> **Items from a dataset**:
>>>

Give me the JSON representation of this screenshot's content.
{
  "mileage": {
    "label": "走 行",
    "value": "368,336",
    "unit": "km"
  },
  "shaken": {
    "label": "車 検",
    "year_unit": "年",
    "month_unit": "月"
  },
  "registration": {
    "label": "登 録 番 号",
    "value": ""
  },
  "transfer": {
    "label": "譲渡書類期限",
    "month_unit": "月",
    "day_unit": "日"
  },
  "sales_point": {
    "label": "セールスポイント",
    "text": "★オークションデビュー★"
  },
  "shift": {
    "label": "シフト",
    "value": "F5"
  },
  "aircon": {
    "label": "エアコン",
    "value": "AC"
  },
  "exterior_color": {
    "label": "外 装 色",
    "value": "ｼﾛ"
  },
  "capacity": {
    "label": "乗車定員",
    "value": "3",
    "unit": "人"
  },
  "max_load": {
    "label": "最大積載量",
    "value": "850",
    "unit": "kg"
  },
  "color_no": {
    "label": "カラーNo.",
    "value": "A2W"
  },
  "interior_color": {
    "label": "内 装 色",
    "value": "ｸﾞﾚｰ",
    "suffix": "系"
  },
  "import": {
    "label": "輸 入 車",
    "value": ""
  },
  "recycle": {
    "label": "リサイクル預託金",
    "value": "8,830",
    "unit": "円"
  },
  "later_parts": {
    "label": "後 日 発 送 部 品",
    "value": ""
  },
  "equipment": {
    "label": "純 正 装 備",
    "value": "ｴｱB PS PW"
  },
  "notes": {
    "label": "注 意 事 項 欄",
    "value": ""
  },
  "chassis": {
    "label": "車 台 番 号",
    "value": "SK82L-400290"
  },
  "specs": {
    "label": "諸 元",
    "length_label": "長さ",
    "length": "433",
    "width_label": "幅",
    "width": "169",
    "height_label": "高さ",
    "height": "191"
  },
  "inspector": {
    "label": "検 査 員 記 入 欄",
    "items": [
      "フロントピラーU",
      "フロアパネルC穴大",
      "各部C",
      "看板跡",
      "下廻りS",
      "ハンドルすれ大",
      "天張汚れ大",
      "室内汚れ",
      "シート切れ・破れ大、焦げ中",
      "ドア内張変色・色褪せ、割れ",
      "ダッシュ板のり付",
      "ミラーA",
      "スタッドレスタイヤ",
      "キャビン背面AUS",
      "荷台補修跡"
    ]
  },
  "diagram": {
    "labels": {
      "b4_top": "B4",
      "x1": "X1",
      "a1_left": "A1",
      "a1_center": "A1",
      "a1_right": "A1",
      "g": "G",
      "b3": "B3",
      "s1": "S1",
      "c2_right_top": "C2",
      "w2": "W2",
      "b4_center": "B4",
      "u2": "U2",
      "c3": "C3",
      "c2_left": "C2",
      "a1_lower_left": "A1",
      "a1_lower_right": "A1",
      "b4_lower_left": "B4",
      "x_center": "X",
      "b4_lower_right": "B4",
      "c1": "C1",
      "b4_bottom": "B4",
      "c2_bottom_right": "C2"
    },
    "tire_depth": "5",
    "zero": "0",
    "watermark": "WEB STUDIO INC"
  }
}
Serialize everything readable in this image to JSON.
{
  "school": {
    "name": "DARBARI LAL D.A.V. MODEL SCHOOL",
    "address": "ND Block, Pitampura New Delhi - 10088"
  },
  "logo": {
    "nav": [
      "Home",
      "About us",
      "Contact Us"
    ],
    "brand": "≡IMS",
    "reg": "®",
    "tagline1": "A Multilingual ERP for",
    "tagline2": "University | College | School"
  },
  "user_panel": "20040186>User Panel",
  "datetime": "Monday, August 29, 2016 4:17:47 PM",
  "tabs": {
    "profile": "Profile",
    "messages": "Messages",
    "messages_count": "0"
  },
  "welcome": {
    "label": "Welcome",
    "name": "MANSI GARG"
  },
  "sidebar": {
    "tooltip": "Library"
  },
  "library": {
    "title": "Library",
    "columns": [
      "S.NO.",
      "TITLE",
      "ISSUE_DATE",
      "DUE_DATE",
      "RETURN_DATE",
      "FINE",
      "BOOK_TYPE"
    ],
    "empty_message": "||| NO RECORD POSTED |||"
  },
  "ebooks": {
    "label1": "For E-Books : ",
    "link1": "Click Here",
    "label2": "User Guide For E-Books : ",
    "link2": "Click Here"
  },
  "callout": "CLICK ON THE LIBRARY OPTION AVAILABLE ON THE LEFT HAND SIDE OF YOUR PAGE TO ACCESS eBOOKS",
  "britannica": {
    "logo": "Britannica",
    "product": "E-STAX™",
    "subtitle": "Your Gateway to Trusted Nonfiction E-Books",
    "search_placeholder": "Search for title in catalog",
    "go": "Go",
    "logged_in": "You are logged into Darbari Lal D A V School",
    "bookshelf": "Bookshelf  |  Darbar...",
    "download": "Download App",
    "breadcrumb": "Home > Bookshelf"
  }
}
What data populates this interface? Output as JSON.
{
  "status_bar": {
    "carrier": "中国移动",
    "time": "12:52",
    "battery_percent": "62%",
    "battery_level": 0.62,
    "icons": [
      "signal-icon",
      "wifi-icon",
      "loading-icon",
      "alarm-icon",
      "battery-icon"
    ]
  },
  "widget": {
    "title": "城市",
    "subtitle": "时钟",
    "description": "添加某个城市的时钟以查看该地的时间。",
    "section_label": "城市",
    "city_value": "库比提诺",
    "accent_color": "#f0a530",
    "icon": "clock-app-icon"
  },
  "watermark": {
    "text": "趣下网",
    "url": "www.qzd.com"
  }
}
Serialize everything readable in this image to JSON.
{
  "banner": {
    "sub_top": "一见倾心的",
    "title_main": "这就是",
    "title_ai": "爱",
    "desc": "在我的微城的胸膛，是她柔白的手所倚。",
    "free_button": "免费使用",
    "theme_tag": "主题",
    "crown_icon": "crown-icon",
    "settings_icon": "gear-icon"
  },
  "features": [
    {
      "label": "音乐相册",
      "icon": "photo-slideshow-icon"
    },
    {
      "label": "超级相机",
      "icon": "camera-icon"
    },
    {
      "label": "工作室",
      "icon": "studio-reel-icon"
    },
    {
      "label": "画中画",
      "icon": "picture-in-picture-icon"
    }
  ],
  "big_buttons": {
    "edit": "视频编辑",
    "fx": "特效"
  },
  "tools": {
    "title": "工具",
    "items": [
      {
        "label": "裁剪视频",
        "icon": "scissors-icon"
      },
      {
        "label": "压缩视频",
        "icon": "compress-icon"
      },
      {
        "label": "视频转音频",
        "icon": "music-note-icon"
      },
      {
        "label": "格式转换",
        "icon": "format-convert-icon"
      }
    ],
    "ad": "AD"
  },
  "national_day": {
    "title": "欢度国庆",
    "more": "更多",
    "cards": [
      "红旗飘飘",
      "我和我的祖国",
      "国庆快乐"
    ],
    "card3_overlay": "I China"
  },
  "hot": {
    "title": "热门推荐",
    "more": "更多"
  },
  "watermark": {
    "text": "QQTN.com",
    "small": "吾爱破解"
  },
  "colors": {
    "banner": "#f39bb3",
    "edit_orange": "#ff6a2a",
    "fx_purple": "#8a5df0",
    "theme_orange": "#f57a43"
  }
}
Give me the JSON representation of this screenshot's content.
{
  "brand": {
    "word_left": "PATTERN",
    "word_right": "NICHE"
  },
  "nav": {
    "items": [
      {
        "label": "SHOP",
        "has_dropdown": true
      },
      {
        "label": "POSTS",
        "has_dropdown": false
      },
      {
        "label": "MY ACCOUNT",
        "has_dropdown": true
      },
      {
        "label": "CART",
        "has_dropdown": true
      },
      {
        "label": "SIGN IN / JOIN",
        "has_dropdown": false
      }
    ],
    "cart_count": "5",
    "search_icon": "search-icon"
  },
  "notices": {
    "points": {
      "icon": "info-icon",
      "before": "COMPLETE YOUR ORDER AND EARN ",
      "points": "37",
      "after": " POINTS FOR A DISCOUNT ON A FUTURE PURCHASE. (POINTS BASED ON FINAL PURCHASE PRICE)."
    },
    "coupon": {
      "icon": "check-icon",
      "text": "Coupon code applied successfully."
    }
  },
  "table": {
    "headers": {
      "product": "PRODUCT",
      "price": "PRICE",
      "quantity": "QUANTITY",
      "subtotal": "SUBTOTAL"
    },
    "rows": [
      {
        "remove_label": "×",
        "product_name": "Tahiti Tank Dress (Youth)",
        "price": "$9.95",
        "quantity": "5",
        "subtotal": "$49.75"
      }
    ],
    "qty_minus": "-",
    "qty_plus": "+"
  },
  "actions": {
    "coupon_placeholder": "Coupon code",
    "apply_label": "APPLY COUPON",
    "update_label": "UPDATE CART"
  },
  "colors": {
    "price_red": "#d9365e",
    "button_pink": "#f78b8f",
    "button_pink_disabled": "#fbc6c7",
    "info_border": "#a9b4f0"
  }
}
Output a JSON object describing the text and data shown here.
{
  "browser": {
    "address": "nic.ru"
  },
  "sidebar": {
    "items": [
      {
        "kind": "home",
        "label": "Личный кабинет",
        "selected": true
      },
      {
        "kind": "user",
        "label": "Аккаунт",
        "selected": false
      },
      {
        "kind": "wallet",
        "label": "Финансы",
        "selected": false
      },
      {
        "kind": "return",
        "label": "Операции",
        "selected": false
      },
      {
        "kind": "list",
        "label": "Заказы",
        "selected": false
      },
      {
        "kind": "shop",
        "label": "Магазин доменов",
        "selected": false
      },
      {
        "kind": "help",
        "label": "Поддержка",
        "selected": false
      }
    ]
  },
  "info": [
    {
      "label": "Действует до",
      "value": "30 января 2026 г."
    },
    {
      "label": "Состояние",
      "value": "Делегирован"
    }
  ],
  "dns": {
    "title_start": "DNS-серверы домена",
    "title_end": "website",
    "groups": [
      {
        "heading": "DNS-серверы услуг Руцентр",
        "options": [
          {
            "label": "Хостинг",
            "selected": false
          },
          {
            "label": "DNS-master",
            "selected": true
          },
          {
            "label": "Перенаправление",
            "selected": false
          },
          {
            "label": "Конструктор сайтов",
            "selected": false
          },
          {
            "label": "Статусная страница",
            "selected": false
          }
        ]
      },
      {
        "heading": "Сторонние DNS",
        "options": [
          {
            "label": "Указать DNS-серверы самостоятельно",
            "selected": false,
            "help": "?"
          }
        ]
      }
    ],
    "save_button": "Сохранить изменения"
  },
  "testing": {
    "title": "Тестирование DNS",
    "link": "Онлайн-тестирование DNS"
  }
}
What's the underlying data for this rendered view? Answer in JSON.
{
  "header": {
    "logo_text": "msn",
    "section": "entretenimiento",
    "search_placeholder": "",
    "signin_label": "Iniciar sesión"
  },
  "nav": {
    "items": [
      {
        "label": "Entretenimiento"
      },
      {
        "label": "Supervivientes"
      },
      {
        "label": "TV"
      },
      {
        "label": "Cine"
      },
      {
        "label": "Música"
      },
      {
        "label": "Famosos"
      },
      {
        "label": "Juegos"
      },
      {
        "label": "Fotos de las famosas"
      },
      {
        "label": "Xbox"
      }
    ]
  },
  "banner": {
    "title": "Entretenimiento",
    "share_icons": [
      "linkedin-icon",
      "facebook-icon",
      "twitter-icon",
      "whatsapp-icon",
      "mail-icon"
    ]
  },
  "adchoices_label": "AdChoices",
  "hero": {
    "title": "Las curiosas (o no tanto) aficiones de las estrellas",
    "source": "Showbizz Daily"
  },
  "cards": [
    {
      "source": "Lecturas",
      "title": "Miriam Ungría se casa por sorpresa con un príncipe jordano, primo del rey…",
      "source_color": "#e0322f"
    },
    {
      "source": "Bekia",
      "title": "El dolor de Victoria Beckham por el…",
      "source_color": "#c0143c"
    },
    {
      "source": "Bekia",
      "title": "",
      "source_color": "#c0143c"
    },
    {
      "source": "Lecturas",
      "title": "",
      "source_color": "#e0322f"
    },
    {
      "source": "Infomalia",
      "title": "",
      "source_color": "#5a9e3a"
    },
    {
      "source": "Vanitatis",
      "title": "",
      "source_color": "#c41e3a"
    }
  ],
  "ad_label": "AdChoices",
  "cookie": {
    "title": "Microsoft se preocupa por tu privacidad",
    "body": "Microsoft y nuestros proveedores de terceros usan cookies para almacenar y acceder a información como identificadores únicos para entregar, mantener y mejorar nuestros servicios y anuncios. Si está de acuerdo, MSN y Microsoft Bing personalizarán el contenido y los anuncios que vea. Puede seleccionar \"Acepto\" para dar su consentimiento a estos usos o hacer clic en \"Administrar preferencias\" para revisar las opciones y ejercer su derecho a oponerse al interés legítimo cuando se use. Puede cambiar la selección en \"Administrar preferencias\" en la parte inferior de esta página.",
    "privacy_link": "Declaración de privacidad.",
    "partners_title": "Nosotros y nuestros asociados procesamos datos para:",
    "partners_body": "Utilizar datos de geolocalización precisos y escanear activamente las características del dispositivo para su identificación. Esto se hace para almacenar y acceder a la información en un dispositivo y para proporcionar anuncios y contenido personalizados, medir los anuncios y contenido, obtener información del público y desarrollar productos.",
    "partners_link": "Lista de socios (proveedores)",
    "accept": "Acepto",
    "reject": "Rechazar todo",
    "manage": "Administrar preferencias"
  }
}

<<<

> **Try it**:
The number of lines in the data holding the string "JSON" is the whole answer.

> **Response area**:
7